I had never heard of this thing – NaNoWriMo. What is it, you ask? It stands for National Novel Writing Month. When is it, you ask? You just missed it. It happens every year during the month of November. Right along with No Shave November. That was popular last year at the high school where I work. I didn’t hear much about it this year. (Shrug) Oh, well. Back to the topic!
The challenge is to write a 50,000 word novel during the month of November. Authors and writers who want to be authors sign up – it’s free – and you get all kinds of cool opportunities to network with others participating in NaNoWriMo, encouraging messages, pep talks, forums and writing buddies, virtual write-ins, speed writing, word sprints, tools that help you plan or organize your ideas, or even name your characters. You can earn badges for various things and milestones. It’s kind of like a computer game for writing nerds.
When I decided to sign up, my best writing month had been last June when I wrote a little over 33,000 words. As a teacher, there is a huge difference between writing in June, when I’m on summer break, and writing in November, when I’m working. I didn’t really think I could achieve the 50,000 word goal, but I signed up anyway. I figured a little extra incentive to write everyday wouldn’t hurt, and if I didn’t make the ultimate goal, I would still make progress on my second novel. A win-win.

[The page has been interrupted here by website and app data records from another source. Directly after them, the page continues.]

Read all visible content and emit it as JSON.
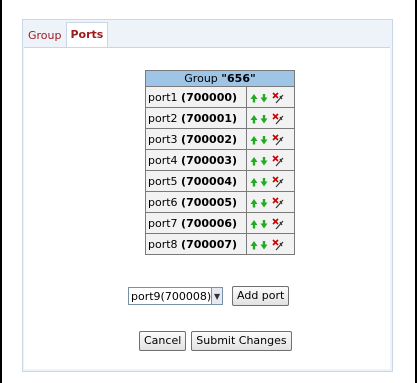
{
  "tabs": [
    {
      "label": "Group",
      "active": false
    },
    {
      "label": "Ports",
      "active": true
    }
  ],
  "group": {
    "header_prefix": "Group ",
    "name": "\"656\""
  },
  "ports": [
    {
      "name": "port1",
      "id": "700000"
    },
    {
      "name": "port2",
      "id": "700001"
    },
    {
      "name": "port3",
      "id": "700002"
    },
    {
      "name": "port4",
      "id": "700003"
    },
    {
      "name": "port5",
      "id": "700004"
    },
    {
      "name": "port6",
      "id": "700005"
    },
    {
      "name": "port7",
      "id": "700006"
    },
    {
      "name": "port8",
      "id": "700007"
    }
  ],
  "add_controls": {
    "select_value": "port9(700008)",
    "add_label": "Add port"
  },
  "buttons": {
    "cancel_label": "Cancel",
    "submit_label": "Submit Changes"
  },
  "colors": {
    "tab_text": "#9a1b1b",
    "header_bg": "#9ec4e6",
    "row_bg": "#f2f2f2",
    "arrow_green": "#22aa22",
    "delete_red": "#cc0000"
  },
  "icons": [
    "arrow-up-icon",
    "arrow-down-icon",
    "delete-icon",
    "chevron-down-icon"
  ]
}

What I got from my experience with NaNoWriMo was so much more than I ever anticipated. I didn’t take advantage of hardly any of the forums or extra help offered. I mainly used the daily word count update and the stats that keep track of your average daily work count, how many words you need per day to make your goal, and what day you’ll make your goal if you continue at your current pace.
I found that I was super motivated to write every single day. Then, I found the more I wrote, the easier it was to write more. The more into the story I got, the more story I could write. The more I understood about the characters and the basic plot including themes and plot points, the easier it was to imagine what needed to happen next. I also practiced doing something I’ve not been very good at in the past – writing to get the story down without going back and editing to fix it before moving on. In other words, I learned to write fast, focus on moving the story along, and get to the end, instead of constantly trying to work out the best metaphor or verb for each passage.
I’d read about this concept of writing as fast as possible, but never been able to get the hang of it. NaNoWriMo helped me move toward mastery of this method of writing. I think I like it. I didn’t finish the novel, but I moved out of the dreaded middle where I had definitely been floundering for quite a while. I have a new sense of where the story is and where it needs to go, and a better feel for the various characters. I know the rewrite will be huge on this one, because I’ve changed the trajectory of the novel. Some of the themes have undergone major overhauls. But that’s okay. I’m actually looking forward to it.
So, if you’re a writer, aspiring or otherwise, I urge you to check out NaNoWriMo.org. It’s an organization that, along with the month of writing, has many programs that encourage writers of all ages. In an age of text messaging and five minute attention spans, anything that applauds reading and writing gets my vote for a beneficial, worthwhile and necessary entity.
So NaNoWriMo, thanks for a fabulous month! I appreciate the encouragement and learning opportunity you provided and will look forward to next year.